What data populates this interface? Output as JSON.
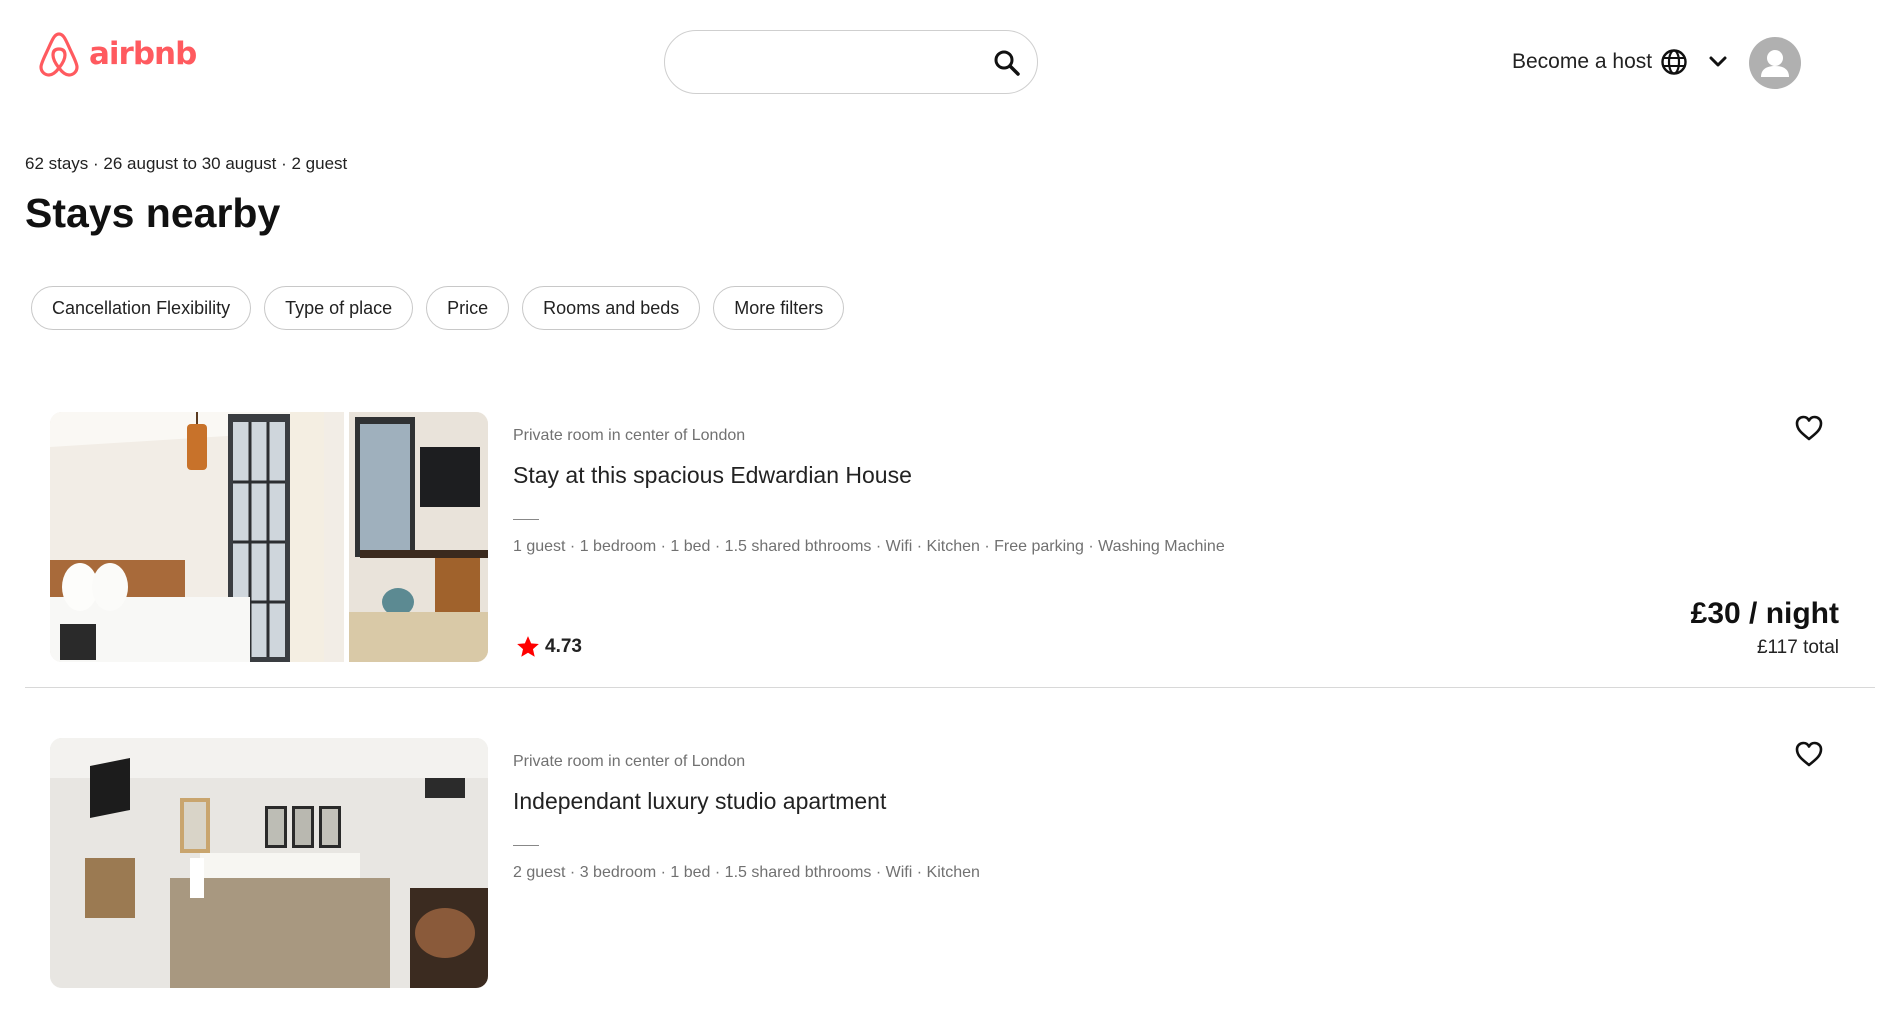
{
  "header": {
    "logo_text": "airbnb",
    "search": {
      "value": "",
      "placeholder": ""
    },
    "host_label": "Become a host"
  },
  "summary": "62 stays · 26 august to 30 august · 2 guest",
  "page_title": "Stays nearby",
  "filters": [
    "Cancellation Flexibility",
    "Type of place",
    "Price",
    "Rooms and beds",
    "More filters"
  ],
  "listings": [
    {
      "type": "Private room in center of London",
      "title": "Stay at this spacious Edwardian House",
      "amenities": "1 guest · 1 bedroom · 1 bed · 1.5 shared bthrooms · Wifi · Kitchen · Free parking · Washing Machine",
      "rating": "4.73",
      "price": "£30 / night",
      "total": "£117 total"
    },
    {
      "type": "Private room in center of London",
      "title": "Independant luxury studio apartment",
      "amenities": "2 guest · 3 bedroom · 1 bed · 1.5 shared bthrooms · Wifi · Kitchen"
    }
  ],
  "colors": {
    "brand": "#ff5a5f",
    "rating_star": "#ff0000"
  },
  "icons": [
    "airbnb-logo-icon",
    "search-icon",
    "globe-icon",
    "chevron-down-icon",
    "user-avatar-icon",
    "heart-icon",
    "star-icon"
  ]
}
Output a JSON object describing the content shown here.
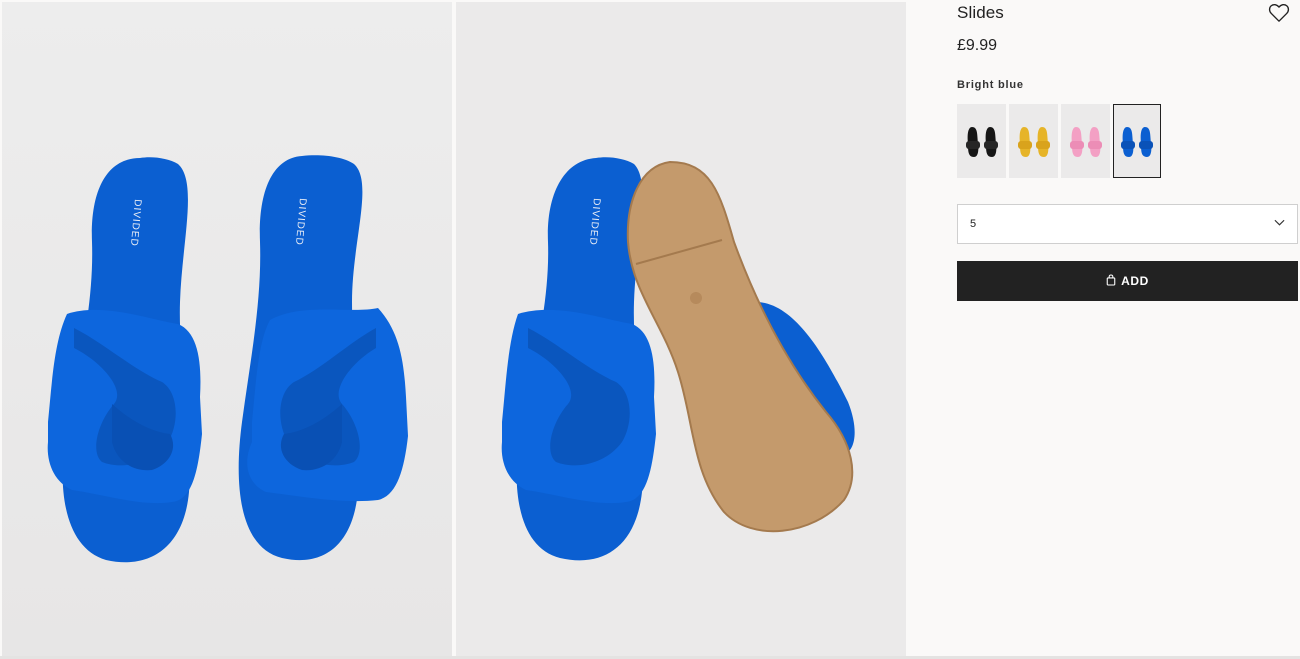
{
  "product": {
    "title": "Slides",
    "price": "£9.99",
    "selected_colour": "Bright blue",
    "swatches": [
      {
        "name": "black",
        "color": "#161616"
      },
      {
        "name": "yellow",
        "color": "#e6b428"
      },
      {
        "name": "pink",
        "color": "#f3a0c4"
      },
      {
        "name": "bright-blue",
        "color": "#0b5fd1"
      }
    ],
    "size_value": "5",
    "add_label": "ADD",
    "brand_print": "DIVIDED"
  },
  "icons": {
    "favourite": "heart-icon",
    "size_dropdown": "chevron-down-icon",
    "add": "shopping-bag-icon"
  },
  "colors": {
    "product_blue": "#0b5fd1",
    "sole_tan": "#c49a6c",
    "button_bg": "#222222",
    "photo_bg": "#ebeaea"
  }
}
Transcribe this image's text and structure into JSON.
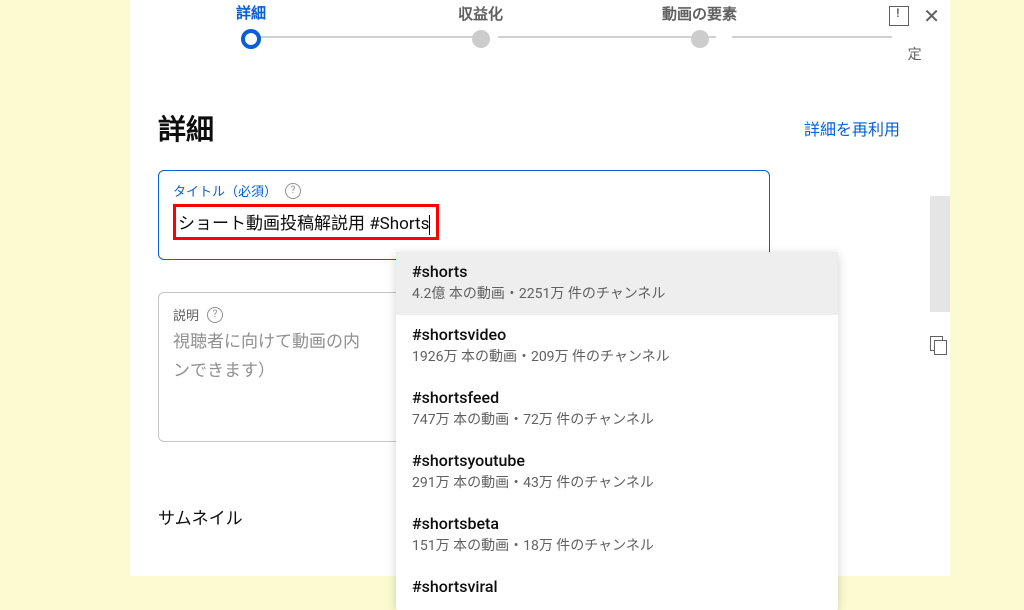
{
  "stepper": {
    "steps": [
      {
        "label": "詳細",
        "active": true
      },
      {
        "label": "収益化",
        "active": false
      },
      {
        "label": "動画の要素",
        "active": false
      }
    ]
  },
  "header": {
    "title": "詳細",
    "reuse_link": "詳細を再利用"
  },
  "title_field": {
    "label": "タイトル（必須）",
    "value": "ショート動画投稿解説用 #Shorts"
  },
  "description_field": {
    "label": "説明",
    "placeholder": "視聴者に向けて動画の内容を紹介しましょう（@ でチャンネルをメンションできます）",
    "placeholder_visible": "視聴者に向けて動画の内\nンできます）"
  },
  "autocomplete": {
    "items": [
      {
        "tag": "#shorts",
        "stats": "4.2億 本の動画・2251万 件のチャンネル",
        "hover": true
      },
      {
        "tag": "#shortsvideo",
        "stats": "1926万 本の動画・209万 件のチャンネル",
        "hover": false
      },
      {
        "tag": "#shortsfeed",
        "stats": "747万 本の動画・72万 件のチャンネル",
        "hover": false
      },
      {
        "tag": "#shortsyoutube",
        "stats": "291万 本の動画・43万 件のチャンネル",
        "hover": false
      },
      {
        "tag": "#shortsbeta",
        "stats": "151万 本の動画・18万 件のチャンネル",
        "hover": false
      },
      {
        "tag": "#shortsviral",
        "stats": "",
        "hover": false
      }
    ]
  },
  "thumbnail_heading": "サムネイル",
  "sidebar": {
    "text": "定"
  }
}
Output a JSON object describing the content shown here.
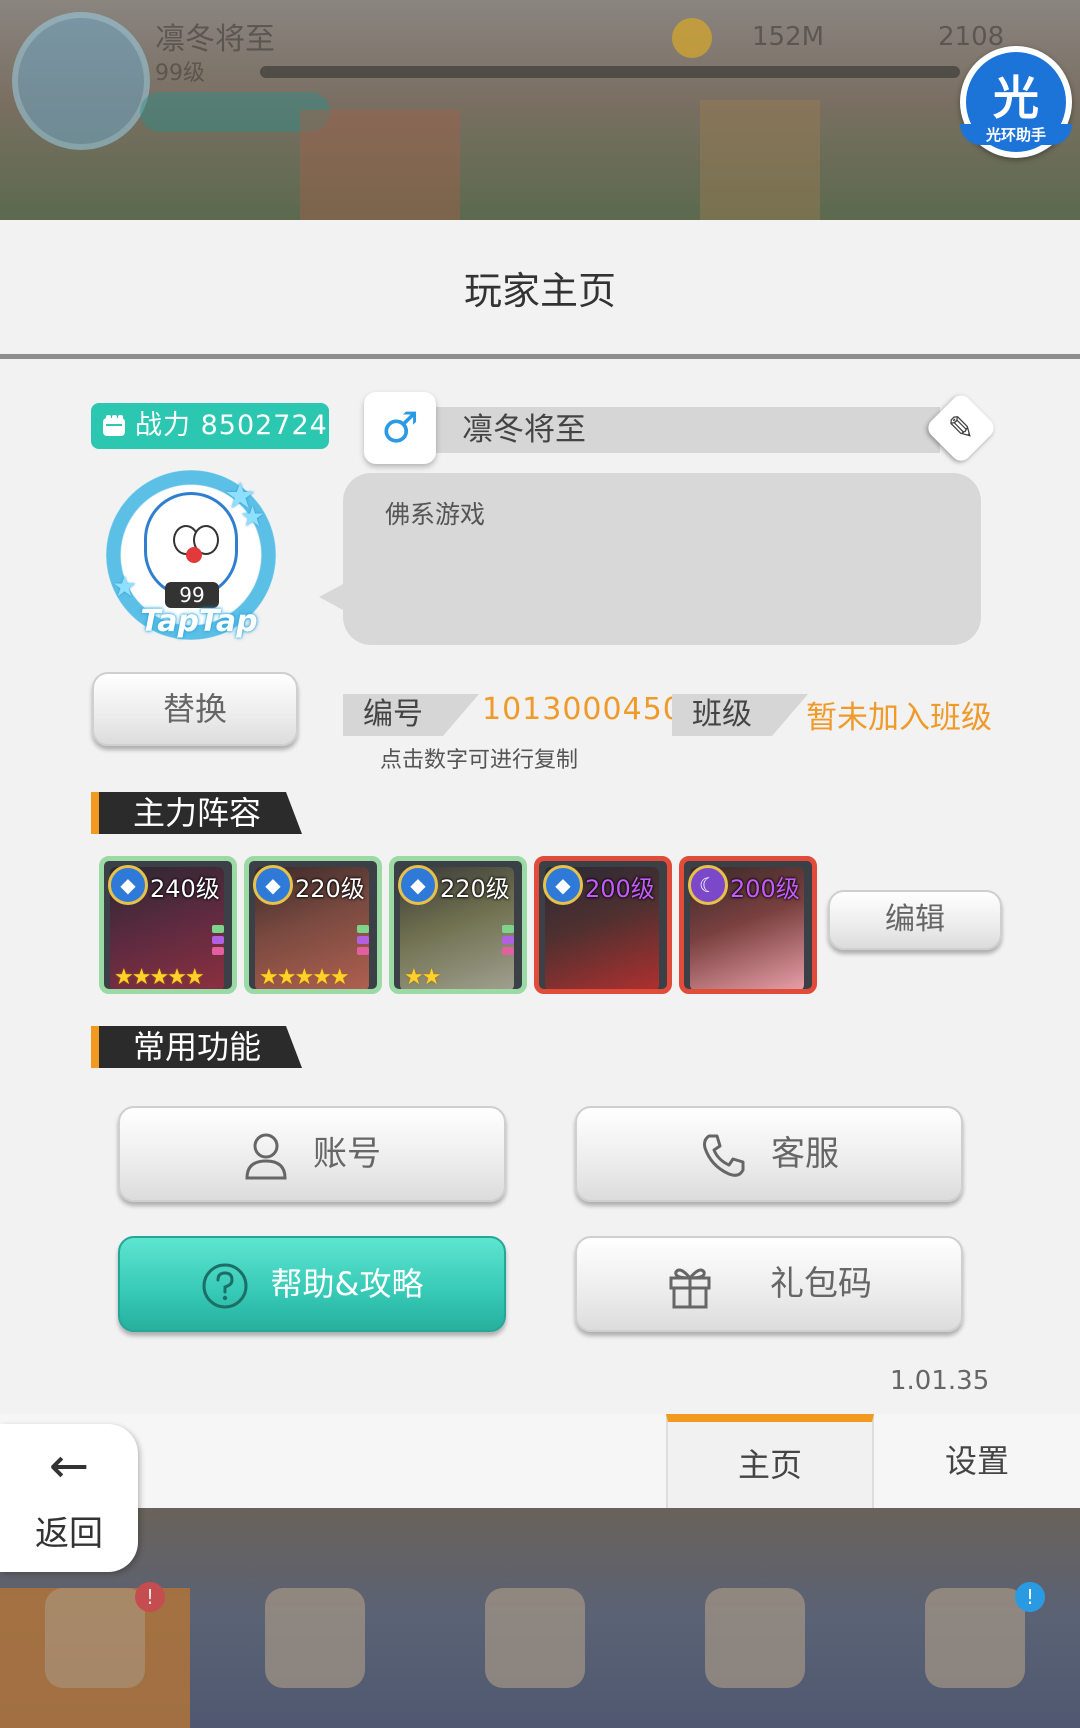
{
  "background": {
    "hud_name": "凛冬将至",
    "hud_level": "99级",
    "hud_coins": "152M",
    "hud_gems": "2108"
  },
  "helper_badge": {
    "glyph": "光",
    "label": "光环助手"
  },
  "dialog": {
    "title": "玩家主页",
    "combat_power_label": "战力",
    "combat_power_value": "8502724",
    "player_name": "凛冬将至",
    "gender_symbol": "♂",
    "signature": "佛系游戏",
    "avatar_level": "99",
    "avatar_brand": "TapTap",
    "replace_button": "替换",
    "id_label": "编号",
    "id_value": "1013000450",
    "class_label": "班级",
    "class_value": "暂未加入班级",
    "copy_tip": "点击数字可进行复制",
    "lineup_title": "主力阵容",
    "heroes": [
      {
        "level": "240级",
        "stars": "★★★★★",
        "frame": "green",
        "emblem": "blue"
      },
      {
        "level": "220级",
        "stars": "★★★★★",
        "frame": "green",
        "emblem": "blue"
      },
      {
        "level": "220级",
        "stars": "★★",
        "frame": "green",
        "emblem": "blue"
      },
      {
        "level": "200级",
        "stars": "",
        "frame": "red",
        "emblem": "blue"
      },
      {
        "level": "200级",
        "stars": "",
        "frame": "red",
        "emblem": "moon"
      }
    ],
    "edit_button": "编辑",
    "functions_title": "常用功能",
    "account_button": "账号",
    "service_button": "客服",
    "help_button": "帮助&攻略",
    "gift_button": "礼包码",
    "version": "1.01.35"
  },
  "tabs": {
    "back_label": "返回",
    "home": "主页",
    "settings": "设置"
  },
  "colors": {
    "accent_teal": "#2cc7b0",
    "accent_orange": "#f29a20",
    "value_orange": "#f09a2a"
  }
}
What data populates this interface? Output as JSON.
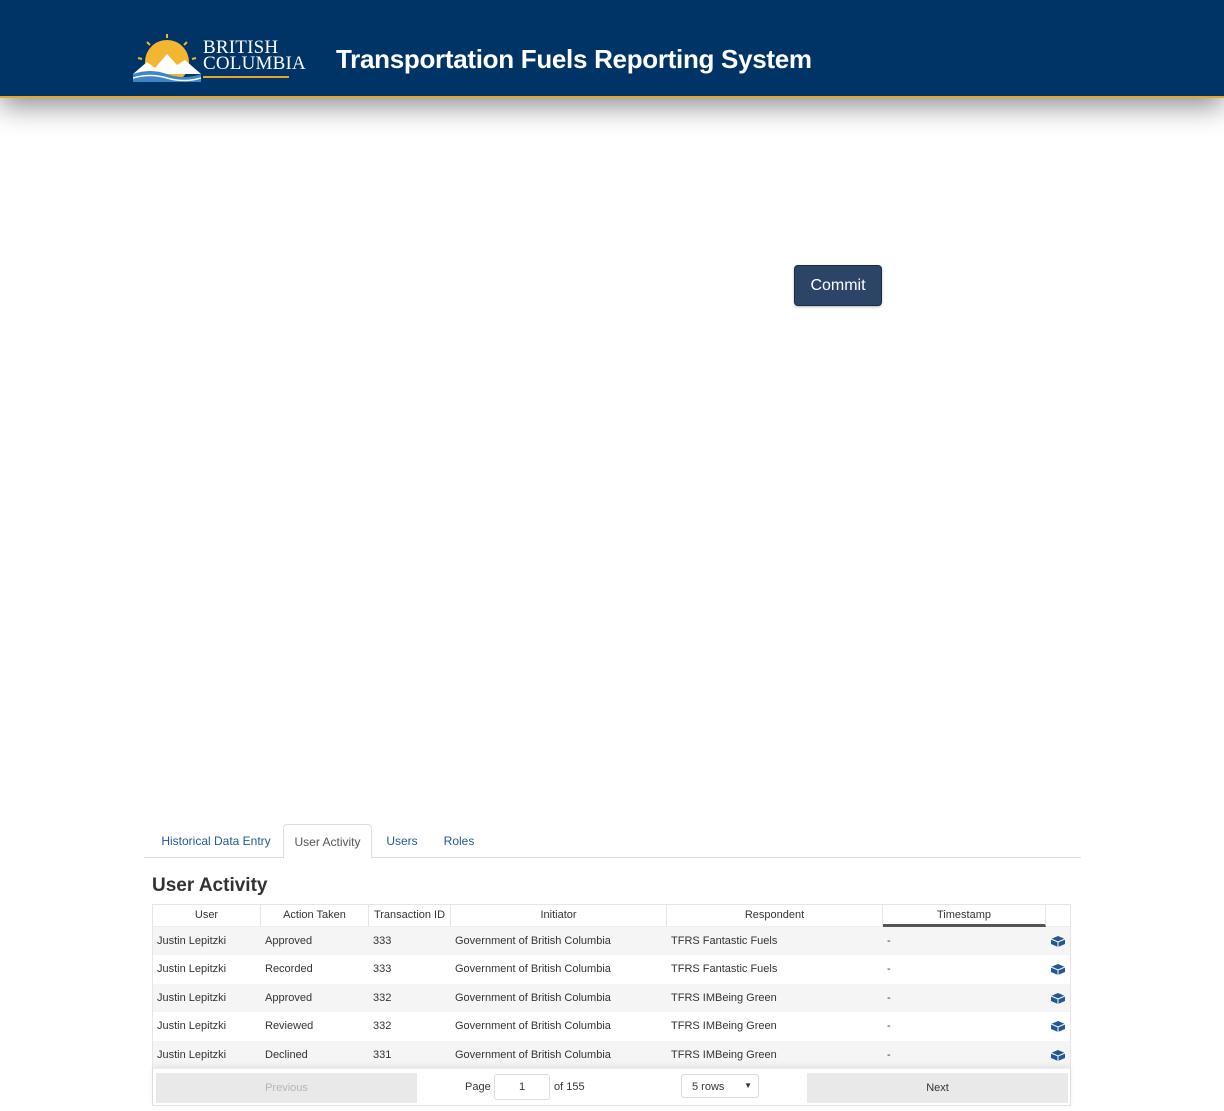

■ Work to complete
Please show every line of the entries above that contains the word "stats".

■ Exercise response
        "stats": "4.2億 本の動画・2251万 件のチャンネル",
        "stats": "1926万 本の動画・209万 件のチャンネル",
        "stats": "747万 本の動画・72万 件のチャンネル",
        "stats": "291万 本の動画・43万 件のチャンネル",
        "stats": "151万 本の動画・18万 件のチャンネル",
        "stats": "",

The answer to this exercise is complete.